If a driver wished to save a few minutes with a single omission or two, nothing would accomplish this goal better than failing to secure a wheelchair. And without the chair secured, securing the passenger into it would be moot. Because schedules in paratransit and transit service in particular are often so tight, the failure to secure wheelchairs and their occupants is common. In non-emergency medical transportation (NEMT) service (sometimes referred to as “ambulette” service), where unfair and counter-intuitive reimbursement rates collide with a lack of knowledge about efficient scheduling, the failure to secure wheelchairs and wheelchair passengers into them is epidemic.
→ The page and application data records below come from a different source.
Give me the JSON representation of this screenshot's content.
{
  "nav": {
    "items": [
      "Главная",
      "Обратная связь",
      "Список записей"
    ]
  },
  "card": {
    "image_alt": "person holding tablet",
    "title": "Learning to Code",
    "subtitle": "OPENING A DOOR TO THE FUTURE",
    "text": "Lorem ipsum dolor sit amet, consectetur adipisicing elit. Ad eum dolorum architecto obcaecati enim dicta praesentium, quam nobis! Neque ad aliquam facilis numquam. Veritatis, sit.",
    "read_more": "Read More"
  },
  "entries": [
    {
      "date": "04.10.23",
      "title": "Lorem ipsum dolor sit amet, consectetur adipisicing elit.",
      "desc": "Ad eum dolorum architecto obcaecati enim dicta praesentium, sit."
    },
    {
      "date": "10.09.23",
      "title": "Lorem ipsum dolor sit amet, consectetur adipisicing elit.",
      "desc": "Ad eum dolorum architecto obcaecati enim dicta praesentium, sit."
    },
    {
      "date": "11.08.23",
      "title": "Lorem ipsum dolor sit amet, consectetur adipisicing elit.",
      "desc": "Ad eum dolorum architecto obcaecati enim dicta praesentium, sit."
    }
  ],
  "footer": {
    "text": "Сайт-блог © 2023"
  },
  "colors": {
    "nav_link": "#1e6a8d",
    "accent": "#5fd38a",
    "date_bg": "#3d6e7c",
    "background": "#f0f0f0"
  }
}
The full range of factors that contribute to these failures is actually broad. But tight schedules is the paramount reason for them. As such, these omissions are essentially safety compromises (see safetycompromises.com). And while defendants may argue that the wheelchair occupant unfastened his or her own seatbelt — a highly unlikely act of which many wheelchair occupants are not even capable — absolutely no wheelchair occupant “strapped in” can reach any of the four securement points of their properly-secured chairs (much less know how to operate the attachment devices). Plus, a seasoned expert in wheelchair and passenger securement can usually determine that a wheelchair had tipped over in the incident even when, immediately afterwards, the driver picked it up, attached it to the floor hardware, picked up the victim, plopped him or her back into the chair and completed this masquerade by affixing the vehicle’s three-point occupant restraint system. The occupant flying out of the wheelchair because he or she was not seat-belted into it speaks for itself. Again, notwithstanding the unlikely claim that the passenger deliberately unfastened these belts.